The calculation of the SDP is based on what we call MCO – Marginal Cost of Operation, which is limited by a minimum and a maximum price, both set annually by the NEEA – National Electric Energy Agency (in Portuguese, Agência Nacional de Energia Elétrica, ANEEL). The MCO is obtained from computer models run by the ONS. These models optimize the system’s operation, solving the hydrothermal dispatch problem in Brazil.
These models run once a week, every Thursday, with flow forecasts. Forecasts are issued on a weekly basis for the first five weeks and on a monthly basis for the next months. Currently, hydrologic models are used for the first week, ARMA models are used for the following weeks, and synthetic flow series are generated for up to 5 years, based on historic flow records from 1931 to today.
Streamflow flow forecasts and reservoir levels are variables with a strong role as price definers. It is estimated that they account for about 60% of the price definition. It is thus important to have hydrologic forecasts of good quality when taking decisions on selling and buying energy in the market.
MHR: Why have you decided to do a PhD work on ensemble forecasting?
AAR: It is a long story! At Cemig, we have been working on the development of robust seasonal forecasting system for several years. Our aim is to have an efficient operation of the hydropower plants with state-of-the-art products. We have been using medium-range ensemble weather forecasts (up to 15 days) and the ESP (Ensemble Streamflow Prediction) technique with a hydrological model operated in house, calibrated for a large set of catchments in Brazil.

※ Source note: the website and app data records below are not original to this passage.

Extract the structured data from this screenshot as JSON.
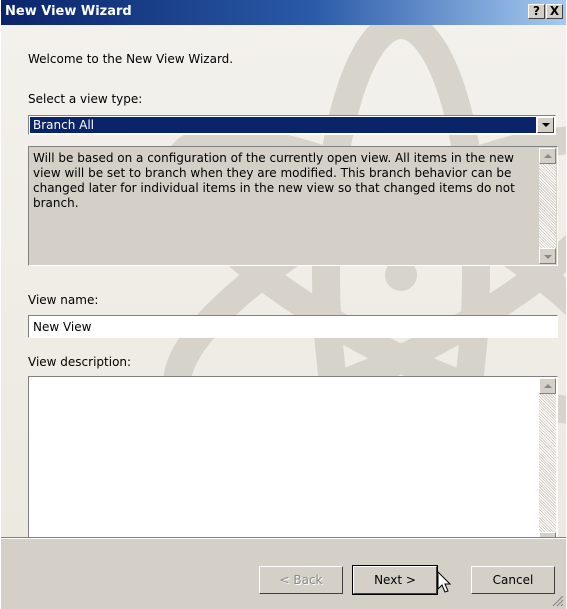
{
  "window": {
    "title": "New View Wizard",
    "help_label": "?",
    "close_label": "X"
  },
  "wizard": {
    "welcome_text": "Welcome to the New View Wizard.",
    "view_type_label": "Select a view type:",
    "view_type_selected": "Branch All",
    "view_type_description": "Will be based on a configuration of the currently open view. All items in the new view will be set to branch when they are modified. This branch behavior can be changed later for individual items in the new view so that changed items do not branch.",
    "view_name_label": "View name:",
    "view_name_value": "New View",
    "view_description_label": "View description:",
    "view_description_value": ""
  },
  "footer": {
    "back_label": "< Back",
    "next_label": "Next >",
    "cancel_label": "Cancel"
  },
  "icons": {
    "dropdown": "chevron-down-icon",
    "scroll_up": "scroll-up-icon",
    "scroll_down": "scroll-down-icon",
    "cursor": "mouse-pointer-icon",
    "help": "help-icon",
    "close": "close-icon"
  },
  "colors": {
    "title_bar": "#0a246a",
    "selection": "#0a246a",
    "dialog_face": "#d4d0c8"
  }
}
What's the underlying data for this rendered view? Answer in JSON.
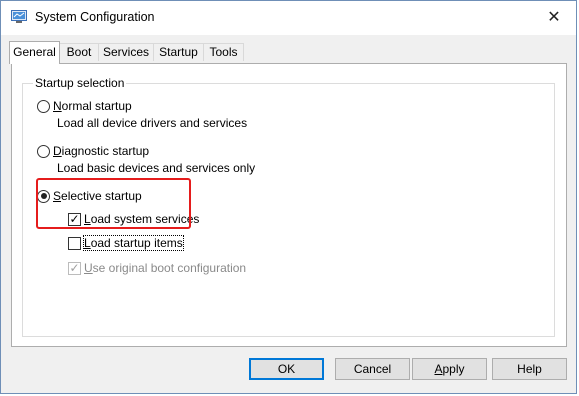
{
  "window": {
    "title": "System Configuration",
    "close_glyph": "✕"
  },
  "tabs": [
    {
      "label": "General",
      "active": true
    },
    {
      "label": "Boot",
      "active": false
    },
    {
      "label": "Services",
      "active": false
    },
    {
      "label": "Startup",
      "active": false
    },
    {
      "label": "Tools",
      "active": false
    }
  ],
  "startup_selection": {
    "legend": "Startup selection",
    "normal": {
      "label_first": "N",
      "label_rest": "ormal startup",
      "description": "Load all device drivers and services",
      "checked": false
    },
    "diagnostic": {
      "label_first": "D",
      "label_rest": "iagnostic startup",
      "description": "Load basic devices and services only",
      "checked": false
    },
    "selective": {
      "label_first": "S",
      "label_rest": "elective startup",
      "checked": true
    },
    "options": {
      "load_system_services": {
        "label_first": "L",
        "label_rest": "oad system services",
        "checked": true,
        "enabled": true
      },
      "load_startup_items": {
        "label_first": "L",
        "label_rest": "oad startup items",
        "checked": false,
        "enabled": true
      },
      "use_original_boot": {
        "label_first": "U",
        "label_rest": "se original boot configuration",
        "checked": true,
        "enabled": false
      }
    }
  },
  "buttons": {
    "ok": "OK",
    "cancel": "Cancel",
    "apply_first": "A",
    "apply_rest": "pply",
    "help": "Help"
  },
  "colors": {
    "highlight": "#e51c1c",
    "default_button_border": "#0078d7"
  },
  "icons": {
    "app": "system-configuration-icon",
    "check": "✓"
  }
}
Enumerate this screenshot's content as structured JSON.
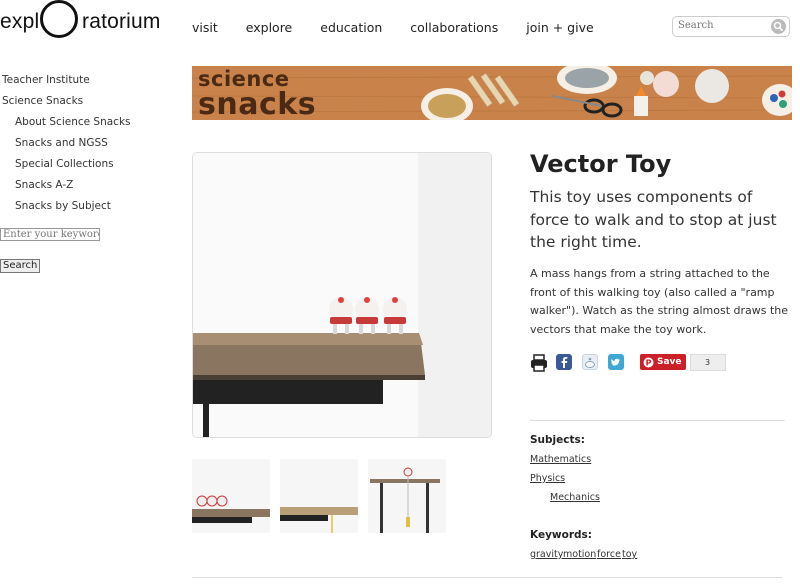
{
  "header": {
    "logo_left": "expl",
    "logo_right": "ratorium",
    "nav": [
      "visit",
      "explore",
      "education",
      "collaborations",
      "join + give"
    ],
    "search_placeholder": "Search"
  },
  "sidebar": {
    "items": [
      {
        "label": "Teacher Institute",
        "level": 0
      },
      {
        "label": "Science Snacks",
        "level": 0
      },
      {
        "label": "About Science Snacks",
        "level": 1
      },
      {
        "label": "Snacks and NGSS",
        "level": 1
      },
      {
        "label": "Special Collections",
        "level": 1
      },
      {
        "label": "Snacks A-Z",
        "level": 1
      },
      {
        "label": "Snacks by Subject",
        "level": 1
      }
    ],
    "keyword_placeholder": "Enter your keywords",
    "search_button": "Search"
  },
  "banner": {
    "line1": "science",
    "line2": "snacks"
  },
  "product": {
    "title": "Vector Toy",
    "lead": "This toy uses components of force to walk and to stop at just the right time.",
    "description": "A mass hangs from a string attached to the front of this walking toy (also called a \"ramp walker\"). Watch as the string almost draws the vectors that make the toy work.",
    "pinterest_label": "Save",
    "pinterest_count": "3"
  },
  "subjects": {
    "label": "Subjects:",
    "items": [
      "Mathematics",
      "Physics",
      "Mechanics"
    ]
  },
  "keywords": {
    "label": "Keywords:",
    "items": [
      "gravity",
      "motion",
      "force",
      "toy"
    ]
  },
  "colors": {
    "banner": "#c97c45",
    "pinterest": "#cb2027",
    "facebook": "#3b5998",
    "twitter": "#3fa7d6"
  }
}
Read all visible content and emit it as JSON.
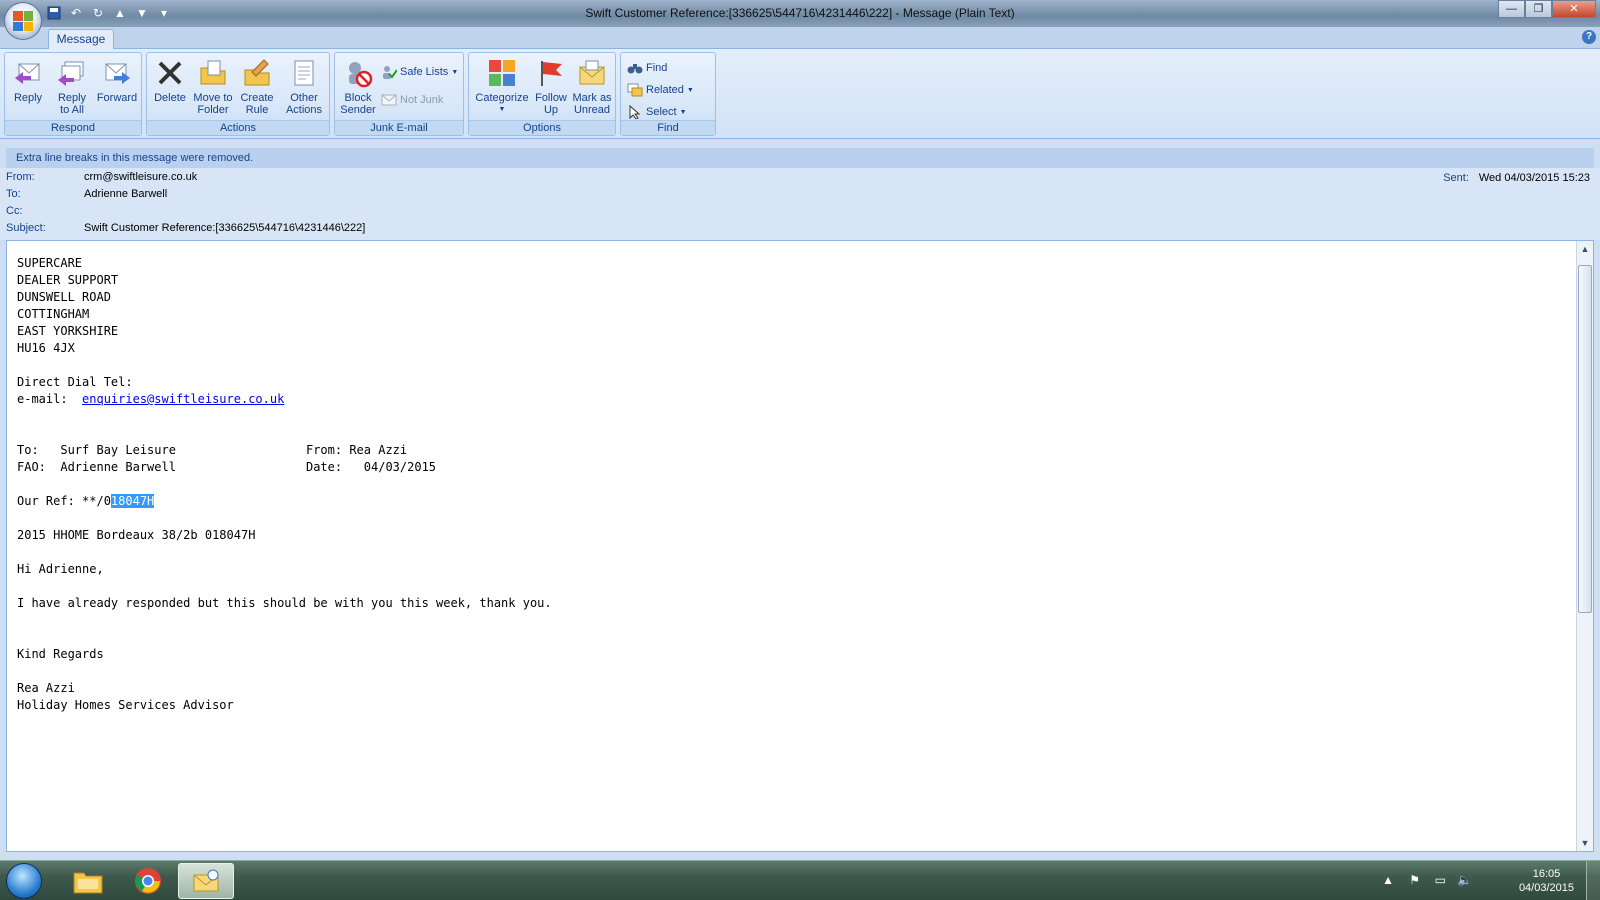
{
  "window": {
    "title": "Swift Customer Reference:[336625\\544716\\4231446\\222] - Message (Plain Text)",
    "minimize_glyph": "—",
    "restore_glyph": "❐",
    "close_glyph": "✕"
  },
  "ribbon": {
    "tab": "Message",
    "help_glyph": "?",
    "groups": {
      "respond": "Respond",
      "actions": "Actions",
      "junk": "Junk E-mail",
      "options": "Options",
      "find": "Find"
    },
    "buttons": {
      "reply": "Reply",
      "reply_all": "Reply to All",
      "forward": "Forward",
      "delete": "Delete",
      "move_to_folder": "Move to Folder",
      "create_rule": "Create Rule",
      "other_actions": "Other Actions",
      "block_sender": "Block Sender",
      "safe_lists": "Safe Lists",
      "not_junk": "Not Junk",
      "categorize": "Categorize",
      "follow_up": "Follow Up",
      "mark_unread": "Mark as Unread",
      "find": "Find",
      "related": "Related",
      "select": "Select"
    }
  },
  "infobar": "Extra line breaks in this message were removed.",
  "header": {
    "from_label": "From:",
    "from": "crm@swiftleisure.co.uk",
    "to_label": "To:",
    "to": "Adrienne Barwell",
    "cc_label": "Cc:",
    "cc": "",
    "subject_label": "Subject:",
    "subject": "Swift Customer Reference:[336625\\544716\\4231446\\222]",
    "sent_label": "Sent:",
    "sent": "Wed 04/03/2015 15:23"
  },
  "body": {
    "address": "SUPERCARE\nDEALER SUPPORT\nDUNSWELL ROAD\nCOTTINGHAM\nEAST YORKSHIRE\nHU16 4JX\n\nDirect Dial Tel:",
    "email_label": "e-mail:  ",
    "email_link": "enquiries@swiftleisure.co.uk",
    "to_block": "\n\n\nTo:   Surf Bay Leisure                  From: Rea Azzi\nFAO:  Adrienne Barwell                  Date:   04/03/2015\n\n",
    "ref_prefix": "Our Ref: **/0",
    "ref_selected": "18047H",
    "rest": "\n\n2015 HHOME Bordeaux 38/2b 018047H\n\nHi Adrienne,\n\nI have already responded but this should be with you this week, thank you.\n\n\nKind Regards\n\nRea Azzi\nHoliday Homes Services Advisor"
  },
  "taskbar": {
    "time": "16:05",
    "date": "04/03/2015"
  },
  "colors": {
    "ribbon_text": "#15428b",
    "link": "#0000ee",
    "selection": "#3399ff"
  }
}
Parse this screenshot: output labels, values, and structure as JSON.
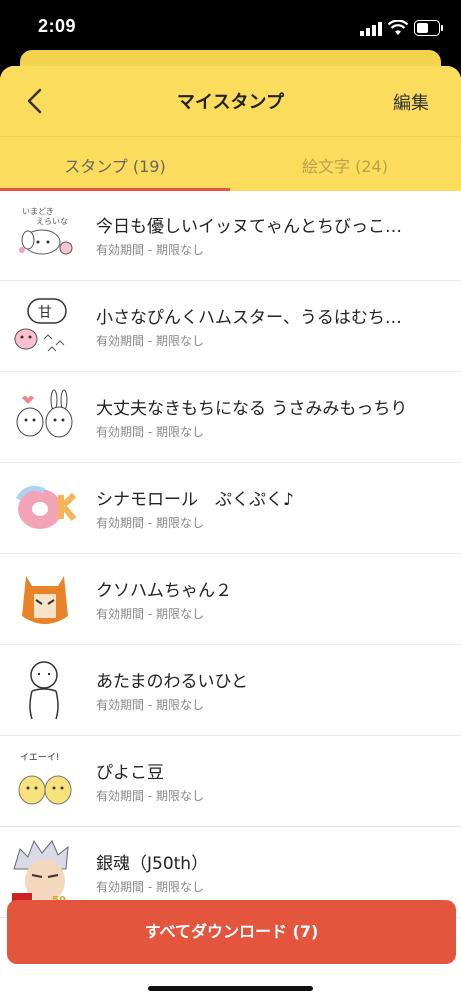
{
  "status": {
    "time": "2:09"
  },
  "header": {
    "title": "マイスタンプ",
    "edit": "編集"
  },
  "tabs": {
    "stamps": "スタンプ (19)",
    "emoji": "絵文字 (24)"
  },
  "items": [
    {
      "name": "今日も優しいイッヌてゃんとちびっこ…",
      "sub": "有効期間 - 期限なし"
    },
    {
      "name": "小さなぴんくハムスター、うるはむち…",
      "sub": "有効期間 - 期限なし"
    },
    {
      "name": "大丈夫なきもちになる うさみみもっちり",
      "sub": "有効期間 - 期限なし"
    },
    {
      "name": "シナモロール　ぷくぷく♪",
      "sub": "有効期間 - 期限なし"
    },
    {
      "name": "クソハムちゃん２",
      "sub": "有効期間 - 期限なし"
    },
    {
      "name": "あたまのわるいひと",
      "sub": "有効期間 - 期限なし"
    },
    {
      "name": "ぴよこ豆",
      "sub": "有効期間 - 期限なし"
    },
    {
      "name": "銀魂（J50th）",
      "sub": "有効期間 - 期限なし"
    }
  ],
  "download_all": "すべてダウンロード (7)",
  "colors": {
    "header": "#fbdc5c",
    "accent": "#e4553e"
  }
}
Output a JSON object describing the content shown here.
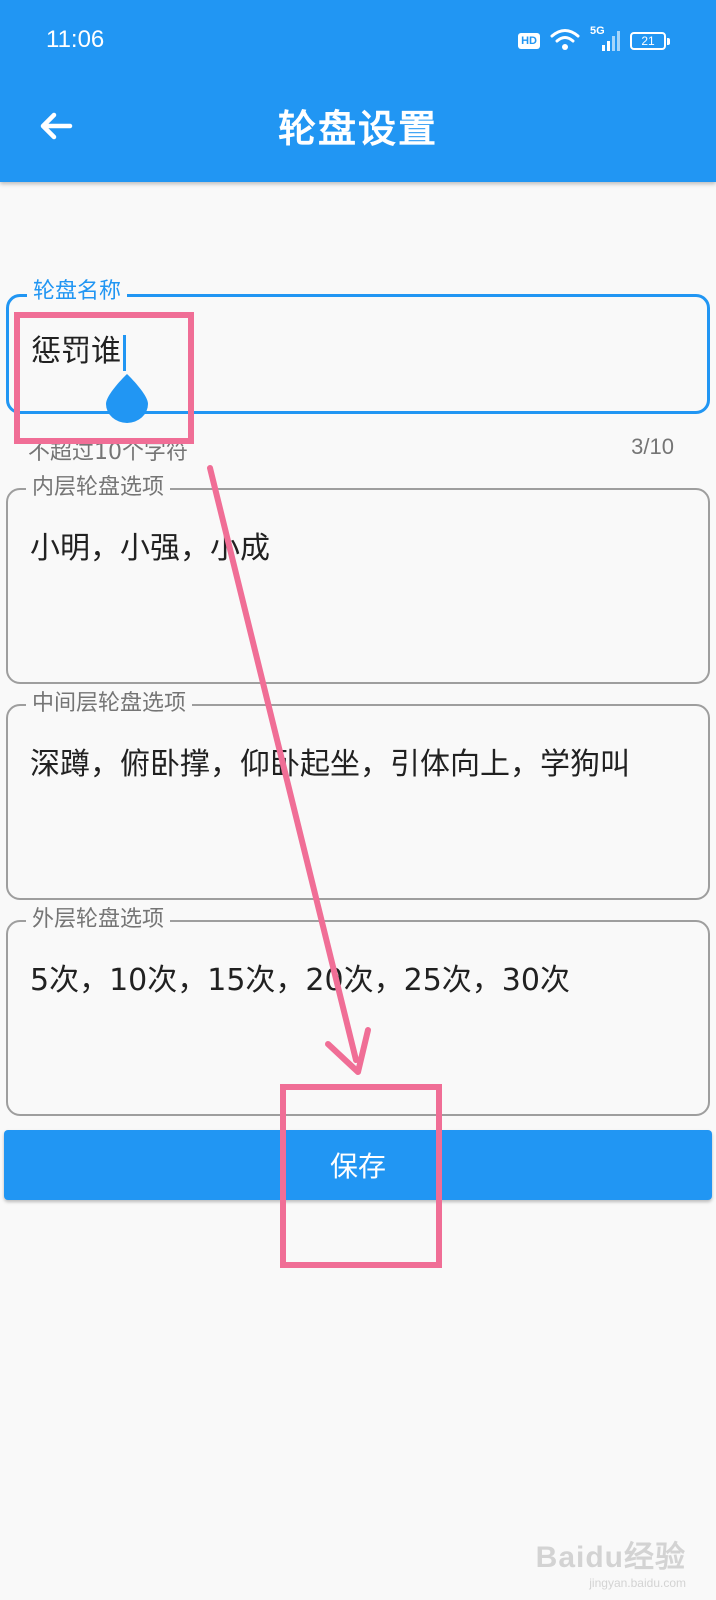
{
  "status_bar": {
    "time": "11:06",
    "hd_badge": "HD",
    "network_label": "5G",
    "battery_level": "21",
    "icons": [
      "hd-icon",
      "wifi-icon",
      "cellular-signal-icon",
      "battery-icon"
    ]
  },
  "header": {
    "title": "轮盘设置",
    "back_icon": "arrow-left-icon"
  },
  "form": {
    "wheel_name": {
      "label": "轮盘名称",
      "value": "惩罚谁",
      "helper": "不超过10个字符",
      "counter": "3/10"
    },
    "inner_options": {
      "label": "内层轮盘选项",
      "value": "小明，小强，小成"
    },
    "middle_options": {
      "label": "中间层轮盘选项",
      "value": "深蹲，俯卧撑，仰卧起坐，引体向上，学狗叫"
    },
    "outer_options": {
      "label": "外层轮盘选项",
      "value": "5次，10次，15次，20次，25次，30次"
    },
    "save_label": "保存"
  },
  "watermark": {
    "logo": "Baidu经验",
    "url": "jingyan.baidu.com"
  },
  "colors": {
    "primary": "#2196f3",
    "annotation": "#f06e96",
    "background": "#f9f9f9"
  }
}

As you know, the operationalization of hydrologic ensemble modeling is a fairly laborious activity to perform manually, because it means repeating several times the data collection activities, the preparation of files for models and their application in hydrological models. We have thus put efforts into the development of tools to automate this process. Since 2014, in collaboration with Deltares and LACTEC, we have the FEWS-Cemig system running, now in operational mode, over 40 operational centers of water forecast.
I have been involved in this project since the beginning and now that everything is running more or less automatically I have more time to spend on experting the forecasts. This means that I have more ideas on how to improve them! I am curious to know if we can improve our systems and make even better forecasts. I am also interested in running a seamless forecasting system, from short- to long-range forecasts in a coherent, and unique, framework.
That’s why I decided to do a PhD work: to explore further techniques to improve the quality of the forecasts in a seamless system and evaluate its impact on the management of hydropower reservoirs. I think this can be a great advantage for us, at Cemig, opening up a range of potential applications as a support tool for decision in the Brazilian scenario of water modeling.
Thank you, Alberto, for this interview and all the best for this exciting PhD work!